Let’s clear this up right off the bat. Painting nature is bad. Unauthorized graffiti is bad. All that being said finding out the history of something that has definitely a part of our lives is good.
Mark Holmberg makes an attempt to find out Who gave birth to Dead Rock?
Legend has it the Grateful Dead played an early show or two in Richmond in the ’70s, well before they were banned from RVA in ’85 because of a mini-riot at the Coliseum and LSD overdoses. (I reviewed that show for the Richmond Times-Dispatch. It was quite the night.)
Some believe the Dead partied on Belle Isle while they were here. (It was easy access then because of the pre-Lee Bridge causeway and the island’s steel mill had shut down.)
Hit the previous link to find the other theory which is told by Ralph White who knows more about the James River Park than I know about anything in the world.
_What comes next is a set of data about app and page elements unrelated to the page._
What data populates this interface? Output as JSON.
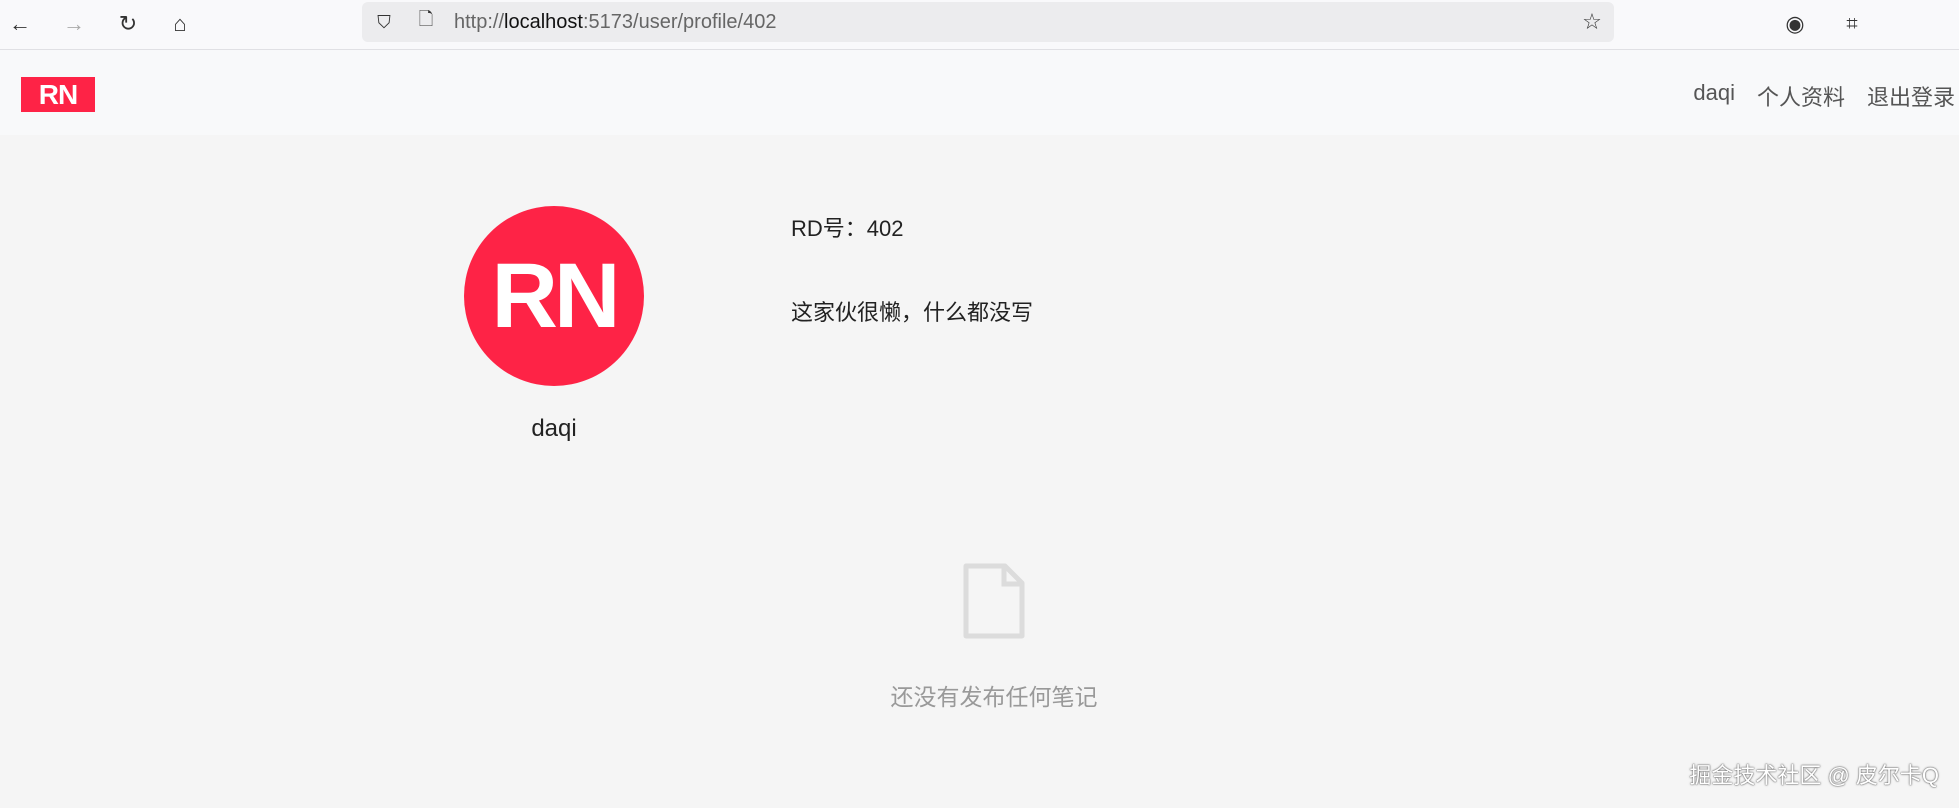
{
  "browser": {
    "url_prefix": "http://",
    "url_host": "localhost",
    "url_rest": ":5173/user/profile/402"
  },
  "header": {
    "logo": "RN",
    "nav": [
      "daqi",
      "个人资料",
      "退出登录"
    ]
  },
  "profile": {
    "avatar_text": "RN",
    "name": "daqi",
    "rd": "RD号：402",
    "bio": "这家伙很懒，什么都没写"
  },
  "empty": {
    "text": "还没有发布任何笔记"
  },
  "watermark": "掘金技术社区 @ 皮尔卡Q"
}
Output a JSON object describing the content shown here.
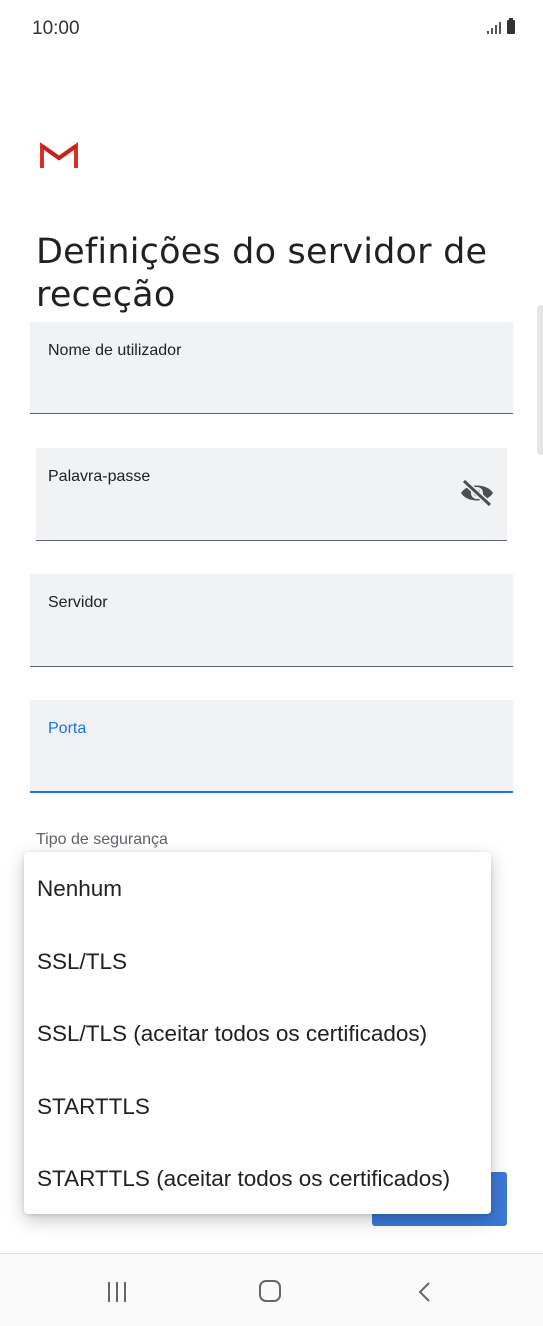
{
  "status_bar": {
    "time": "10:00"
  },
  "app": {
    "logo_icon": "gmail-logo-icon"
  },
  "page": {
    "title": "Definições do servidor de receção"
  },
  "fields": {
    "username": {
      "label": "Nome de utilizador",
      "value": ""
    },
    "password": {
      "label": "Palavra-passe",
      "value": "",
      "toggle_icon": "visibility-off-icon"
    },
    "server": {
      "label": "Servidor",
      "value": ""
    },
    "port": {
      "label": "Porta",
      "value": "",
      "focused": true
    }
  },
  "security": {
    "label": "Tipo de segurança",
    "options": [
      "Nenhum",
      "SSL/TLS",
      "SSL/TLS (aceitar todos os certificados)",
      "STARTTLS",
      "STARTTLS (aceitar todos os certificados)"
    ]
  },
  "colors": {
    "accent": "#1a73e8",
    "field_background": "#f1f2f4",
    "gmail_red": "#d93025",
    "button_blue": "#3c78d8"
  },
  "nav_bar": {
    "recent_icon": "recent-apps-icon",
    "home_icon": "home-icon",
    "back_icon": "back-icon"
  }
}
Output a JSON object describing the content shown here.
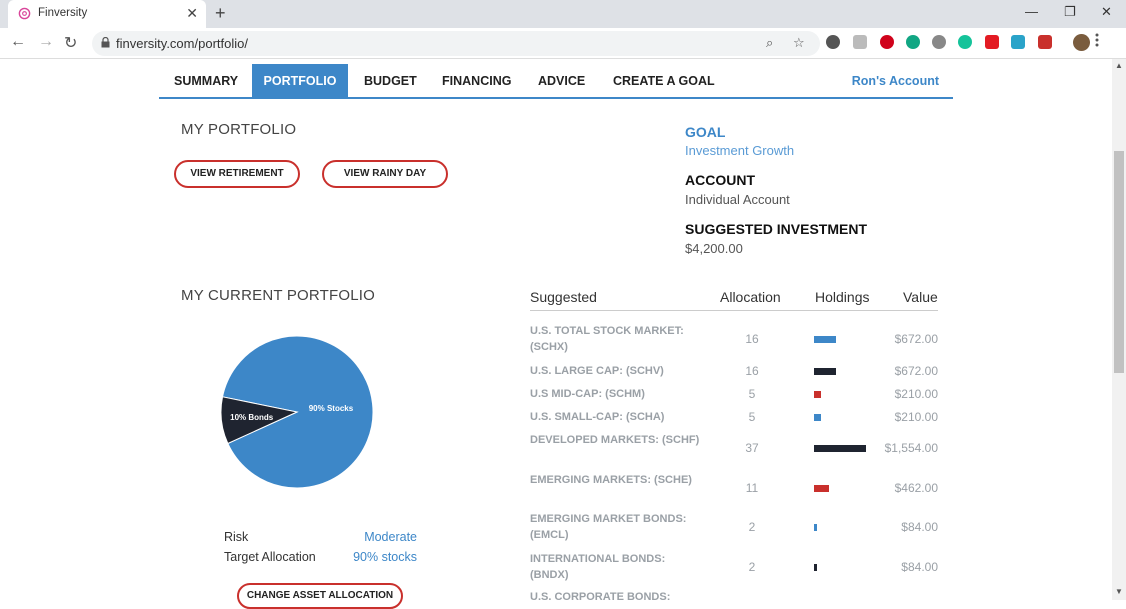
{
  "browser": {
    "tab_title": "Finversity",
    "url": "finversity.com/portfolio/",
    "colors": {
      "favicon": "#d9459a"
    }
  },
  "nav": {
    "items": [
      "SUMMARY",
      "PORTFOLIO",
      "BUDGET",
      "FINANCING",
      "ADVICE",
      "CREATE A GOAL"
    ],
    "active": "PORTFOLIO",
    "account": "Ron's Account"
  },
  "my_portfolio": {
    "title": "MY PORTFOLIO",
    "view_retirement": "VIEW RETIREMENT",
    "view_rainy_day": "VIEW RAINY DAY"
  },
  "goal_panel": {
    "goal_label": "GOAL",
    "goal_value": "Investment Growth",
    "account_label": "ACCOUNT",
    "account_value": "Individual Account",
    "suggested_label": "SUGGESTED INVESTMENT",
    "suggested_value": "$4,200.00"
  },
  "current_portfolio": {
    "title": "MY CURRENT PORTFOLIO",
    "risk_label": "Risk",
    "risk_value": "Moderate",
    "target_label": "Target Allocation",
    "target_value": "90% stocks",
    "change_button": "CHANGE ASSET ALLOCATION"
  },
  "chart_data": {
    "type": "pie",
    "slices": [
      {
        "label": "90% Stocks",
        "value": 90,
        "color": "#3d87c8"
      },
      {
        "label": "10% Bonds",
        "value": 10,
        "color": "#1f2430"
      }
    ]
  },
  "holdings_table": {
    "headers": [
      "Suggested",
      "Allocation",
      "Holdings",
      "Value"
    ],
    "rows": [
      {
        "name": "U.S. TOTAL STOCK MARKET: (SCHX)",
        "allocation": "16",
        "value": "$672.00",
        "bar_pct": 16,
        "bar_color": "#3d87c8"
      },
      {
        "name": "U.S. LARGE CAP: (SCHV)",
        "allocation": "16",
        "value": "$672.00",
        "bar_pct": 16,
        "bar_color": "#1f2430"
      },
      {
        "name": "U.S MID-CAP: (SCHM)",
        "allocation": "5",
        "value": "$210.00",
        "bar_pct": 5,
        "bar_color": "#c9302c"
      },
      {
        "name": "U.S. SMALL-CAP: (SCHA)",
        "allocation": "5",
        "value": "$210.00",
        "bar_pct": 5,
        "bar_color": "#3d87c8"
      },
      {
        "name": "DEVELOPED MARKETS: (SCHF)",
        "allocation": "37",
        "value": "$1,554.00",
        "bar_pct": 37,
        "bar_color": "#1f2430"
      },
      {
        "name": "EMERGING MARKETS: (SCHE)",
        "allocation": "11",
        "value": "$462.00",
        "bar_pct": 11,
        "bar_color": "#c9302c"
      },
      {
        "name": "EMERGING MARKET BONDS: (EMCL)",
        "allocation": "2",
        "value": "$84.00",
        "bar_pct": 2,
        "bar_color": "#3d87c8"
      },
      {
        "name": "INTERNATIONAL BONDS: (BNDX)",
        "allocation": "2",
        "value": "$84.00",
        "bar_pct": 2,
        "bar_color": "#1f2430"
      },
      {
        "name": "U.S. CORPORATE BONDS:",
        "allocation": "",
        "value": "",
        "bar_pct": 0,
        "bar_color": "#c9302c"
      }
    ]
  }
}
It’s worth pointing out that the James River Park System (Friends of the James River) who provided the picture above also came to the same conclusions that Holmberg did but say it much more condensed version.
In 1967, the Grateful Dead band had a party here after a show in Richmond.
Folklore has it that a family from the nearby neighborhood of Oregon Hill painted this design from the cover of a record album in memory of one of their sons who loved the band.
Although graffiti in the park is strictly prohibited and enforced by law, ‘Dead Rock’ is a historic landmark because it existed before Belle Isle opened in 1991 as parkland. This rock is likely the MOST POPULAR SPOT in the James River Park System. ROCK and roll!
Image: James River Park